Similar to the hospital’s approach to testing, RUHS Medical Center went to the community; they did not wait for vulnerable and busy populations to come to them. As of June 2021, RUHS Medical Center’s mobile team and pop-up clinics have put 2 million shots in arms, including at Martha’s Village and Kitchen, one of the largest providers of homeless services in Riverside.
And it’s wheels up again for RUHS Medical Center’s massive mobile health clinic, the same one that treated evacuees from Wuhan. This time, the clinic has been traveling throughout the Coachella Valley to ensure hard-to-reach residents have access to the vaccines.
“We’re really striving for the best.”
– Jonelle Morris
The babies are back
In February 2021, the babies returned to the hospital’s delivery units where earlier Covid-19 adults had gasped for breath and fought for their lives.
Down the hall, Morris affixed the hospital’s “I’ve been vaccinated” button on her lapel. She was “ecstatic,” as she described it, to have the vaccine out in the community and hopefully guarding against another devastating surge.
A few miles down the road, Hurtado was at home. He was looking at two photos on his phone that he snapped a few days after he left RUHS Medical Center. The first was from outside his hospital room. He took the photo from his truck in the RUHS Medical Center parking lot. He “stalked his room,” he said with a laugh, to remind him that he “got out of that one!”
Hurtado took another photo of a big banner sign outside the hospital that read, “Thank you RUHS Medical Center Heroes.” When asked why he took the photo, he replied, “To remind me of the people who cared for me and kept me alive.”

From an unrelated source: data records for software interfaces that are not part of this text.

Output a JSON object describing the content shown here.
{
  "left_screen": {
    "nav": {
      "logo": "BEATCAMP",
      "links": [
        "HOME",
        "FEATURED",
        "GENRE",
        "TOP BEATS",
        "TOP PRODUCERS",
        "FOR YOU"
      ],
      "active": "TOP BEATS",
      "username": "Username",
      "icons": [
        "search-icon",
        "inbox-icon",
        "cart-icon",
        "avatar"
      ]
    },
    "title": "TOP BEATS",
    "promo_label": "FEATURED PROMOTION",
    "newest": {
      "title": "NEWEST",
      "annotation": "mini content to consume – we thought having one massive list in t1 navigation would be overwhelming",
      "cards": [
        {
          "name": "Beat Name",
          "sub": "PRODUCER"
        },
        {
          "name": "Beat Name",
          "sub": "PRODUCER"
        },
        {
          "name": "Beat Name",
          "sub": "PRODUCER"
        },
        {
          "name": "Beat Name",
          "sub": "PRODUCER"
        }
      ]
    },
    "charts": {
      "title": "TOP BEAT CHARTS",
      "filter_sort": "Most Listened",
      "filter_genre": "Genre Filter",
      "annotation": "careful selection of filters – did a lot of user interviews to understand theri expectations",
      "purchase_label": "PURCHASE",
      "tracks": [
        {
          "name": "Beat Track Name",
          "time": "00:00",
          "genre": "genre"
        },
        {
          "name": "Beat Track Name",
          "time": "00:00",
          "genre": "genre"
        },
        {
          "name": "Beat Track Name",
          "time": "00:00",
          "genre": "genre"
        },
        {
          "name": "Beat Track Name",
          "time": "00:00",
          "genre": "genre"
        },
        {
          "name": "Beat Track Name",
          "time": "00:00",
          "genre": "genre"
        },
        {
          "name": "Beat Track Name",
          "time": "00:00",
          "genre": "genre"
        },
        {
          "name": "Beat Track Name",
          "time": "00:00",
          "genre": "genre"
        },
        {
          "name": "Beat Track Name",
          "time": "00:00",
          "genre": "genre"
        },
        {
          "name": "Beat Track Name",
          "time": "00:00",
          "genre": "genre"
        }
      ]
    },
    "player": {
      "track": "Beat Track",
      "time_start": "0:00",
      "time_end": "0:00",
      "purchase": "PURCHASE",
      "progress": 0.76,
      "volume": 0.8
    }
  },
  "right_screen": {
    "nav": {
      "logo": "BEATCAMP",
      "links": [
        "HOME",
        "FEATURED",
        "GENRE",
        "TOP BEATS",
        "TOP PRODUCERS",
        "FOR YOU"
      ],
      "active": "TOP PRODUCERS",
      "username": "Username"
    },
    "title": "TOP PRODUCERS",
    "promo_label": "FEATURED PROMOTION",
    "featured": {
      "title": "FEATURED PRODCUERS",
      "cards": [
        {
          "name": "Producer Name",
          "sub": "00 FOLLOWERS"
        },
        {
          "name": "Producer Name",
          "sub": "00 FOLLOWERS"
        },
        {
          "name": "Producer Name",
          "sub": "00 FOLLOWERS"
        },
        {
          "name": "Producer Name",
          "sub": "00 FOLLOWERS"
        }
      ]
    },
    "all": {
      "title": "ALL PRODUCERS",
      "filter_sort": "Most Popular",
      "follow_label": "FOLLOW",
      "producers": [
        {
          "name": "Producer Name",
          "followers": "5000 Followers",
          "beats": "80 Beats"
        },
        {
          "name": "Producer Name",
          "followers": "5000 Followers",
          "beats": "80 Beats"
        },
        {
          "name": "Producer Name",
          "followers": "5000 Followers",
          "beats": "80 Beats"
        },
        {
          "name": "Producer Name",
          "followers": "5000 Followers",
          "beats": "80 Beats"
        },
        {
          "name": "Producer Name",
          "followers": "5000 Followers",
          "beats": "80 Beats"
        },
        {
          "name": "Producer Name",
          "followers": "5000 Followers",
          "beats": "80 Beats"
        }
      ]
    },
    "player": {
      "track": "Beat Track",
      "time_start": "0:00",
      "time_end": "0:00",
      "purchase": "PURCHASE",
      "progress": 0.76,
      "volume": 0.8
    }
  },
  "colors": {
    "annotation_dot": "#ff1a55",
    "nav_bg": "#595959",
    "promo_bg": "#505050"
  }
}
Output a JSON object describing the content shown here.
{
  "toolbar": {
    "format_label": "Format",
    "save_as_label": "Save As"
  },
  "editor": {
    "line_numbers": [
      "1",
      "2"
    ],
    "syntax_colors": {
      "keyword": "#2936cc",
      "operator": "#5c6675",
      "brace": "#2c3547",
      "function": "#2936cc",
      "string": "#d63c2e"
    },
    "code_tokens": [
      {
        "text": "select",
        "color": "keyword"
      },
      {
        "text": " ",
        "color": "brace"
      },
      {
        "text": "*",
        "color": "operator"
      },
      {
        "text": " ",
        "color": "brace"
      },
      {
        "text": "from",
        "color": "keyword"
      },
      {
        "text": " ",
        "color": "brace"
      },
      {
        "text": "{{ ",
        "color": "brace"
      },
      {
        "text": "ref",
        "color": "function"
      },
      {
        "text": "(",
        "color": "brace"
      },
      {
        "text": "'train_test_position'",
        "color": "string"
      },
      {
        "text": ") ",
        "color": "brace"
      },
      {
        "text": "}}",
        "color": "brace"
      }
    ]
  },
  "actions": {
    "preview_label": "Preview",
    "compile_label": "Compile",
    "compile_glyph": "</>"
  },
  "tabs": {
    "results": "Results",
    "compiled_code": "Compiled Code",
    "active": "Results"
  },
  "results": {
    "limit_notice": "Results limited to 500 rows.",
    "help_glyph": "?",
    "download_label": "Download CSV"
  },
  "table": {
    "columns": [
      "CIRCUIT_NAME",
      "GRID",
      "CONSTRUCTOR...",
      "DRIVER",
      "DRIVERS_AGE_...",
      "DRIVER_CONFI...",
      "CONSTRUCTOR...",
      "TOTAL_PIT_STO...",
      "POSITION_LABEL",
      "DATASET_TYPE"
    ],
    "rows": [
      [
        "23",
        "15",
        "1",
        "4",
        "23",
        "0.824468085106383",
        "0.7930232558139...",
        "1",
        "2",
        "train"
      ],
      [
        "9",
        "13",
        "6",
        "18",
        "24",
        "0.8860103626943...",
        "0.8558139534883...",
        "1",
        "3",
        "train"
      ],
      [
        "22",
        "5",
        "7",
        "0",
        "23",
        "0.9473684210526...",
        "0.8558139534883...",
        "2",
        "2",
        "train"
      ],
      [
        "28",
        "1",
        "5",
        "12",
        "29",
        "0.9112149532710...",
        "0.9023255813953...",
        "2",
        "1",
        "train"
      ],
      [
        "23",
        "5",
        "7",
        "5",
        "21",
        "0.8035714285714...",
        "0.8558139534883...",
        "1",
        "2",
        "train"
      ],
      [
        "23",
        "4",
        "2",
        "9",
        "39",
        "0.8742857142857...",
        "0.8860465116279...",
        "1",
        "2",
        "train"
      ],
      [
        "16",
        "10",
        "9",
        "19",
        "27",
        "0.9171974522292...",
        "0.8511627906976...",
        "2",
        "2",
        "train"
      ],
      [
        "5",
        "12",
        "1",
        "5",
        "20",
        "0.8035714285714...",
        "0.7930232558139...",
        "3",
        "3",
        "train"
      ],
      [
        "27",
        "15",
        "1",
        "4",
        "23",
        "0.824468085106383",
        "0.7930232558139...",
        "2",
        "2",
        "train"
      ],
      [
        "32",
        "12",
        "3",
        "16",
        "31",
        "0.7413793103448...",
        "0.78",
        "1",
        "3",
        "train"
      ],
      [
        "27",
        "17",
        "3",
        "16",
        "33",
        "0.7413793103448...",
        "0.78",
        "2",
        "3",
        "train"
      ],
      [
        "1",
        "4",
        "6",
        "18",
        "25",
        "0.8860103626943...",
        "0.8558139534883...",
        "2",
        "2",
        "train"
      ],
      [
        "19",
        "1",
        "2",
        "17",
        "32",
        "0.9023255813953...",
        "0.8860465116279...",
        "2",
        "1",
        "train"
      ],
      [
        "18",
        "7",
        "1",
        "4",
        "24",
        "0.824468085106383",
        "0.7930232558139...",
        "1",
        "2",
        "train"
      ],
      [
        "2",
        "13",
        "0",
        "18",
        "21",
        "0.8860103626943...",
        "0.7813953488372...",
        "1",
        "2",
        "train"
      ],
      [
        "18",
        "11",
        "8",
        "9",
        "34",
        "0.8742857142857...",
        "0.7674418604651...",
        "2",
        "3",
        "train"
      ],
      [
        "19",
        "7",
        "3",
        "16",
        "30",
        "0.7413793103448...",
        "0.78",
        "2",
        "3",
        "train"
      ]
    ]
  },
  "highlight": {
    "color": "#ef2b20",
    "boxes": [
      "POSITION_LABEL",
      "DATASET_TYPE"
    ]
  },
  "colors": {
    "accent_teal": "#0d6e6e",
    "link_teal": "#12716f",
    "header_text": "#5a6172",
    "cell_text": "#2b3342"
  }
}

This blog is part of a series funded by the California Health Care Foundation.